Can I Travel With An Expired Green Card?
Most green card holders don’t realize that traveling outside of the U.S. with an expired green card can be risky, if not downright dangerous. With travel ban concerns still fresh in today’s headlines, taking a risk like this is not advised. Better yet, this risk is totally avoidable if you are diligent about keeping your green card valid and up to date.
Aside from putting yourself and your loved ones at risk while traveling, many airlines will simply not allow you to board an airplane with an expired green card. That said, on rare occasions, some airlines may accept an expired green card if you also have a “Notice of Action” (Form I-797) that provides proof that you have recently filed Form I-90 to renew or replace your expired, lost, or damaged green card. On the off chance that they do allow you to use your expired green card, they will likely require that you also present a valid passport prior to boarding. Ultimately, this depends on airline policy. Either way, it is not wise to take this unnecessary risk.
Most green card holders do not realize that your ability to re-enter the U.S. is entirely at the sole discretion of the U.S. Customs and Border Protection officers stationed at the airport or border crossing. In fact, Customs and Border Protection officers are authorized to refuse entry to anyone that is unable to provide proof that their entry to the United States is lawful. For lawful permanent residents, this means that in most cases you will need to present your valid, unexpired green card to be readmitted into the United States.
For this reason alone, it is not advisable to travel without valid proof of your U.S. permanent residency. If you have recently applied to renew your green card, but have not yet received it, you can apply for a temporary I-551 passport stamp by making an appointment at your local USCIS office. This is not a quick and easy process and can take days or weeks depending on the USCIS office you visit. Wait times for this process vary and are not easily predictable. If your travel is time sensitive, this is not your best option.
Can I re-enter the U.S with an expired Green Card?
The answer is complicated. To re-enter the United States, the Customs & Border Protection officers will require proof of your lawful permanent residence in the U.S. To be clear, an expired green card is not considered proof of your lawful permanent residence. If you try to re-enter the U.S. with an expired green card, your admittance to the United States will be at the Border Patrol officer’s discretion. And if the officer permits you to re-enter the U.S. with an expired green card, you should expect a significant delay and some hefty reentry fees (typically $585 or more). In the absolute worst-case scenario, you could be detained or outright refused entry to the U.S. Do not take this unnecessary risk, it is simply not worth the possible consequences.

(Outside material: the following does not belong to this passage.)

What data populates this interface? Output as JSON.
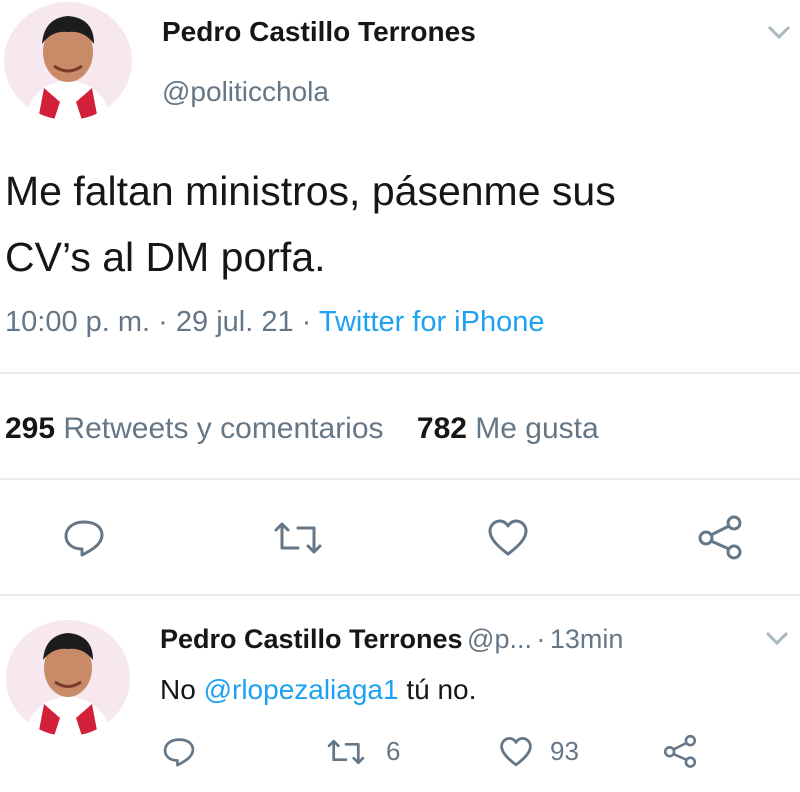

If you or someone you know is interested in checking their eligibility to quickly apply for a green card or renew/replace an expired green card, our immigration resource center is a great place to find up to date information and useful resources.
Additionally, if your case is more complex and you would like to speak with a licensed immigration attorney, you can learn more about the benefits of an initial consultation before deciding on the best path for you here .